▸ **WHAT TO DO**: When you reproduce the listing below, keep every entry exactly as written.

▸ **TASK DATA**:
——————————

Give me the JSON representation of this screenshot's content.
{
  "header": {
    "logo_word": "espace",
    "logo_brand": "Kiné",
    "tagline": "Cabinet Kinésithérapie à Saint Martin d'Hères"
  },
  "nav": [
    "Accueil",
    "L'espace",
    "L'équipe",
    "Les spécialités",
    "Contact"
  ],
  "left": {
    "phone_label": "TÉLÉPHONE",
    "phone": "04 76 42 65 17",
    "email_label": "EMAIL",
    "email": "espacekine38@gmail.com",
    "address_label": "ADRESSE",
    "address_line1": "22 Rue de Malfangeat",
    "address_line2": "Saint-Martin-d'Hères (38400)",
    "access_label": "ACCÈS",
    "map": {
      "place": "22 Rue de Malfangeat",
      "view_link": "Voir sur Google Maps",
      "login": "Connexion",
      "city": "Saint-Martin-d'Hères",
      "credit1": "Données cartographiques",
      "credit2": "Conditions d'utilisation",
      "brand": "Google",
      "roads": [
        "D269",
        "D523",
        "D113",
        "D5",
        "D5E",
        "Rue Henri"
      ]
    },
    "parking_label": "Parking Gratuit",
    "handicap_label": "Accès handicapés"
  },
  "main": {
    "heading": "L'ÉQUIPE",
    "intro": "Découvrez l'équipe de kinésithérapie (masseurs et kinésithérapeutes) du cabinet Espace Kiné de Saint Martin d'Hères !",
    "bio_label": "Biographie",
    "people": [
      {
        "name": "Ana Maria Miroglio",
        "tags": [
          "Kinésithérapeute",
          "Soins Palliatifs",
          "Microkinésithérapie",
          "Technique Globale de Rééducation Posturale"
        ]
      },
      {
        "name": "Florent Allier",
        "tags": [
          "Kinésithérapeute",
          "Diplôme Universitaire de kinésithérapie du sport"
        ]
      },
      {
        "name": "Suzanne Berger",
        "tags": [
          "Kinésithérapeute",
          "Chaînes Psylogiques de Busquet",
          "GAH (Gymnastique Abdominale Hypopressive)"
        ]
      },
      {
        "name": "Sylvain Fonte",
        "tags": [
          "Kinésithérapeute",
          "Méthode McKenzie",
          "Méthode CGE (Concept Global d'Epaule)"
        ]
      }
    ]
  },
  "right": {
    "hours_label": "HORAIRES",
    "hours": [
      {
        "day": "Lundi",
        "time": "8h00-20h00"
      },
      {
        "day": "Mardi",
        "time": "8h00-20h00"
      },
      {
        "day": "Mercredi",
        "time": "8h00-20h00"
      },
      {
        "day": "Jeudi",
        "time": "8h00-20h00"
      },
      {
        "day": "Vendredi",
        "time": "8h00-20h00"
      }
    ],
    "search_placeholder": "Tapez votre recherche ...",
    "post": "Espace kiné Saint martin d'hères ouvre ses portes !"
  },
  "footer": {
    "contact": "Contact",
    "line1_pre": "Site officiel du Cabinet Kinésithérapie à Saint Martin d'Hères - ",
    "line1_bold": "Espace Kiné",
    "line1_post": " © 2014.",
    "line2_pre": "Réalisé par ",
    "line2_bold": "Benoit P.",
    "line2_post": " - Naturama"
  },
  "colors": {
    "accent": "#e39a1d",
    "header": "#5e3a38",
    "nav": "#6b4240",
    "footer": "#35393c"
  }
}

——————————

▸ **WRITTEN ANSWER**:
Give me the JSON representation of this screenshot's content.
{
  "header": {
    "logo_word": "espace",
    "logo_brand": "Kiné",
    "tagline": "Cabinet Kinésithérapie à Saint Martin d'Hères"
  },
  "nav": [
    "Accueil",
    "L'espace",
    "L'équipe",
    "Les spécialités",
    "Contact"
  ],
  "left": {
    "phone_label": "TÉLÉPHONE",
    "phone": "04 76 42 65 17",
    "email_label": "EMAIL",
    "email": "espacekine38@gmail.com",
    "address_label": "ADRESSE",
    "address_line1": "22 Rue de Malfangeat",
    "address_line2": "Saint-Martin-d'Hères (38400)",
    "access_label": "ACCÈS",
    "map": {
      "place": "22 Rue de Malfangeat",
      "view_link": "Voir sur Google Maps",
      "login": "Connexion",
      "city": "Saint-Martin-d'Hères",
      "credit1": "Données cartographiques",
      "credit2": "Conditions d'utilisation",
      "brand": "Google",
      "roads": [
        "D269",
        "D523",
        "D113",
        "D5",
        "D5E",
        "Rue Henri"
      ]
    },
    "parking_label": "Parking Gratuit",
    "handicap_label": "Accès handicapés"
  },
  "main": {
    "heading": "L'ÉQUIPE",
    "intro": "Découvrez l'équipe de kinésithérapie (masseurs et kinésithérapeutes) du cabinet Espace Kiné de Saint Martin d'Hères !",
    "bio_label": "Biographie",
    "people": [
      {
        "name": "Ana Maria Miroglio",
        "tags": [
          "Kinésithérapeute",
          "Soins Palliatifs",
          "Microkinésithérapie",
          "Technique Globale de Rééducation Posturale"
        ]
      },
      {
        "name": "Florent Allier",
        "tags": [
          "Kinésithérapeute",
          "Diplôme Universitaire de kinésithérapie du sport"
        ]
      },
      {
        "name": "Suzanne Berger",
        "tags": [
          "Kinésithérapeute",
          "Chaînes Psylogiques de Busquet",
          "GAH (Gymnastique Abdominale Hypopressive)"
        ]
      },
      {
        "name": "Sylvain Fonte",
        "tags": [
          "Kinésithérapeute",
          "Méthode McKenzie",
          "Méthode CGE (Concept Global d'Epaule)"
        ]
      }
    ]
  },
  "right": {
    "hours_label": "HORAIRES",
    "hours": [
      {
        "day": "Lundi",
        "time": "8h00-20h00"
      },
      {
        "day": "Mardi",
        "time": "8h00-20h00"
      },
      {
        "day": "Mercredi",
        "time": "8h00-20h00"
      },
      {
        "day": "Jeudi",
        "time": "8h00-20h00"
      },
      {
        "day": "Vendredi",
        "time": "8h00-20h00"
      }
    ],
    "search_placeholder": "Tapez votre recherche ...",
    "post": "Espace kiné Saint martin d'hères ouvre ses portes !"
  },
  "footer": {
    "contact": "Contact",
    "line1_pre": "Site officiel du Cabinet Kinésithérapie à Saint Martin d'Hères - ",
    "line1_bold": "Espace Kiné",
    "line1_post": " © 2014.",
    "line2_pre": "Réalisé par ",
    "line2_bold": "Benoit P.",
    "line2_post": " - Naturama"
  },
  "colors": {
    "accent": "#e39a1d",
    "header": "#5e3a38",
    "nav": "#6b4240",
    "footer": "#35393c"
  }
}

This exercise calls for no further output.